There have been many films over the years featuring killer robots, androids and those with man-made intelligence both on the big screen and off, on television and so it is that Netflix decided to get in on it with one of their latest offerings called Tau. With this go round, it features an A.I. voiced by Gary Oldman, a killer program with a heart of gold that only wants to learn poetry and process the beauty of the world. Sadly, with an owner like Alex as played by Ed Skrein who has something else in mind and thanks to a deadline imposed on him by his company and a house guest/prisoner portrayed by Maika Monroe; Tau is torn between its duty and that of his budding personality.
If the movie feels like it has a ‘been there, done that’ vibe about it, that is because there are a lot of tropes in the film familiar to the genre, everything from Asimov’s I, Robot to Channel 4’s Humans. Despite that, it still manages to engage the viewer as it is well-acted and the A.I. has a very unique personality, not to mention the situation that those characters find themselves in being a trying one that brings out a very mixed bag of emotions. Tau is every bit a character as everyone else in the picture and it is not long before the audience is made to empathise with it. Just like everyone else, all Tau wants to do is live and when it comes down to it, when Tau learns what killing and murder is, it nearly drives itself mad. Suffice it to say, no matter how grisly the atrocities committed, one feels sorry for him and wants Tau to be as free as anyone else.

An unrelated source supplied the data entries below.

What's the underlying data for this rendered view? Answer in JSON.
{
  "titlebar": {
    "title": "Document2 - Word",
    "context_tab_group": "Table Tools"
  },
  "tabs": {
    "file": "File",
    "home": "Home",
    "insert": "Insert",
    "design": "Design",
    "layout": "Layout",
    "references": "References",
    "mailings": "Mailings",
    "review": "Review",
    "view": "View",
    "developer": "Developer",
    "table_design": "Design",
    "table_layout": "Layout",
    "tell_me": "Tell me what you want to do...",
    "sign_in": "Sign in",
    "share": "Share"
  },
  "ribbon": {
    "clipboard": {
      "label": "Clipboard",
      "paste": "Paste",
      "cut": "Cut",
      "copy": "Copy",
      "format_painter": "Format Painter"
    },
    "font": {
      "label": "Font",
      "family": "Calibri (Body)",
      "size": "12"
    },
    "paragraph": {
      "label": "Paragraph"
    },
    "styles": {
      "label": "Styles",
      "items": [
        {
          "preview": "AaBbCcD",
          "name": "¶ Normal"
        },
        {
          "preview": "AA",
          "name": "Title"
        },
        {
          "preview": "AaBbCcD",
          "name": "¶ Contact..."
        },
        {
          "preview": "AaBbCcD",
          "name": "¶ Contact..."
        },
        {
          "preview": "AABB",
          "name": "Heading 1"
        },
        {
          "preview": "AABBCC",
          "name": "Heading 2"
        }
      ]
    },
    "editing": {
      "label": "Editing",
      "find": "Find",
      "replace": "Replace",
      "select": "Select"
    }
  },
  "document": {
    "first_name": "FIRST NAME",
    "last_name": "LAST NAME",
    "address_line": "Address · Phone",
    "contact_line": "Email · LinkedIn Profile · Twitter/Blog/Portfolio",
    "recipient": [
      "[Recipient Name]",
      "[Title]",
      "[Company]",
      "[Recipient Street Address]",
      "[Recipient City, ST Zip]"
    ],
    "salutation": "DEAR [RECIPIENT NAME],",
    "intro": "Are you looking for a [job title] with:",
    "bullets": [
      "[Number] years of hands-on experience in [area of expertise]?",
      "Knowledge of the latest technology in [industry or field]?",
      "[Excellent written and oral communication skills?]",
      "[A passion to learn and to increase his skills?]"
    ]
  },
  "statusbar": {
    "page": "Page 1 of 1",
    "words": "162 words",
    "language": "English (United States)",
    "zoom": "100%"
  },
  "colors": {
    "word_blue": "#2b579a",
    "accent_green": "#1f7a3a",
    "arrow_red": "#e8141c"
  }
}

Monroe does a great job as the hapless prisoner, though not so much the damsel in distress because she is essentially fearless and determined to escape the situation she finds herself in. If anything, it is Skrein who is helpless, he simply fails to realise it. It all makes for a great role reversal, one not seen too often, especially in a film like this, but it works and was done well.
When it came to the special effects, something a movie like this is going to rely on at least fifty percent of the time, they were hit and miss. Sometimes they looked really good, but other times when Tau was mobile in his robotic form, it looked extremely cheap and broke the thread of believability for the viewer. If there was one thing that Netflix could have spent a few bucks on, it should have been making Tau as real as possible, making the monster look like the fearsome killing machine it was supposed to be.
All in all, there is little new to see in Tau, but even then, it still offers up enough to make for a good popcorn film – something to pass the time by in lieu of heavier fare.
3 out of 5